- [PROBLEM REQUIREMENTS]: Here is a block of records. Copy every line in it that includes "this".

- [Stored entries]:

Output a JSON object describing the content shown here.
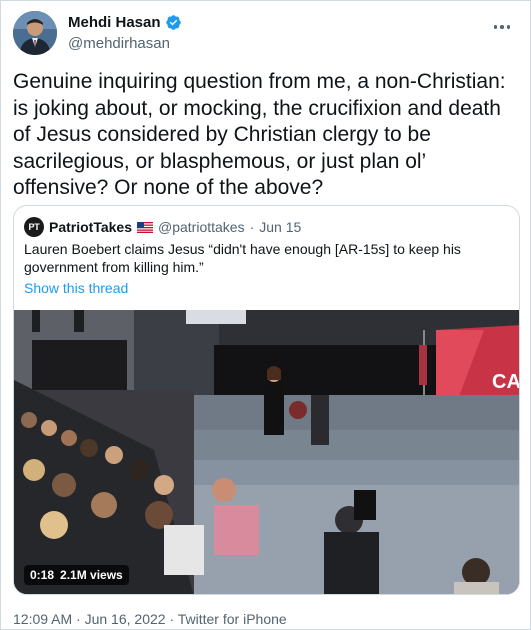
{
  "author": {
    "name": "Mehdi Hasan",
    "handle": "@mehdirhasan",
    "verified": true
  },
  "tweet": {
    "text": "Genuine inquiring question from me, a non-Christian: is joking about, or mocking, the crucifixion and death of Jesus considered by Christian clergy to be sacrilegious, or blasphemous, or just plan ol’ offensive? Or none of the above?"
  },
  "quoted": {
    "avatar_text": "PT",
    "name": "PatriotTakes",
    "flag_icon": "us-flag-icon",
    "handle": "@patriottakes",
    "separator": "·",
    "date": "Jun 15",
    "text": "Lauren Boebert claims Jesus “didn't have enough [AR-15s] to keep his government from killing him.”",
    "show_thread": "Show this thread",
    "video": {
      "time": "0:18",
      "views": "2.1M views",
      "screen_text": "CAM"
    }
  },
  "footer": {
    "meta": "12:09 AM · Jun 16, 2022 · Twitter for iPhone"
  },
  "colors": {
    "accent": "#1d9bf0",
    "secondary_text": "#536471",
    "border": "#cfd9de",
    "screen_red": "#d93a4a"
  }
}
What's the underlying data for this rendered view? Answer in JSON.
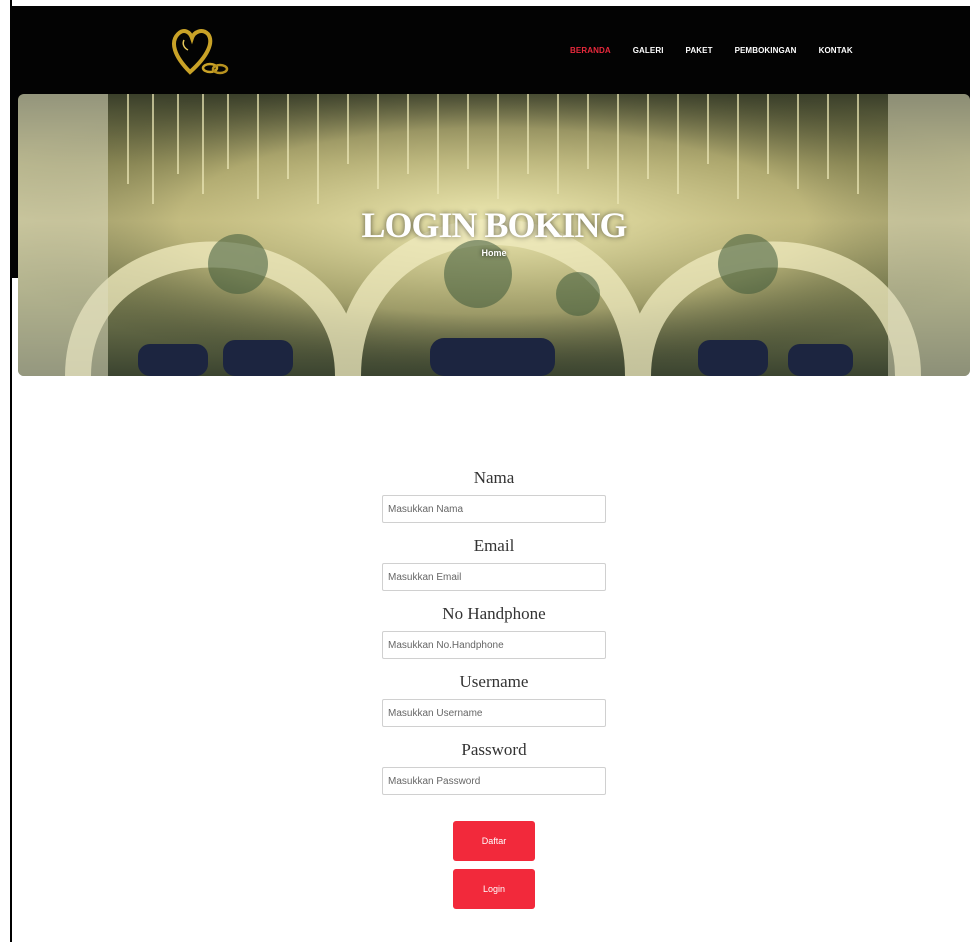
{
  "nav": {
    "items": [
      {
        "label": "BERANDA",
        "active": true
      },
      {
        "label": "GALERI",
        "active": false
      },
      {
        "label": "PAKET",
        "active": false
      },
      {
        "label": "PEMBOKINGAN",
        "active": false
      },
      {
        "label": "KONTAK",
        "active": false
      }
    ]
  },
  "logo": {
    "icon": "heart-rings-icon",
    "color": "#c9a227"
  },
  "hero": {
    "title": "LOGIN BOKING",
    "breadcrumb": "Home"
  },
  "form": {
    "fields": [
      {
        "label": "Nama",
        "placeholder": "Masukkan Nama"
      },
      {
        "label": "Email",
        "placeholder": "Masukkan Email"
      },
      {
        "label": "No Handphone",
        "placeholder": "Masukkan No.Handphone"
      },
      {
        "label": "Username",
        "placeholder": "Masukkan Username"
      },
      {
        "label": "Password",
        "placeholder": "Masukkan Password"
      }
    ],
    "daftar_label": "Daftar",
    "login_label": "Login"
  },
  "colors": {
    "accent": "#f2293b",
    "nav_active": "#e8293c",
    "header_bg": "#030303"
  }
}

- [EXERCISE ANSWER]:
    "show_thread": "Show this thread",
What's the underlying data for this rendered view? Answer in JSON.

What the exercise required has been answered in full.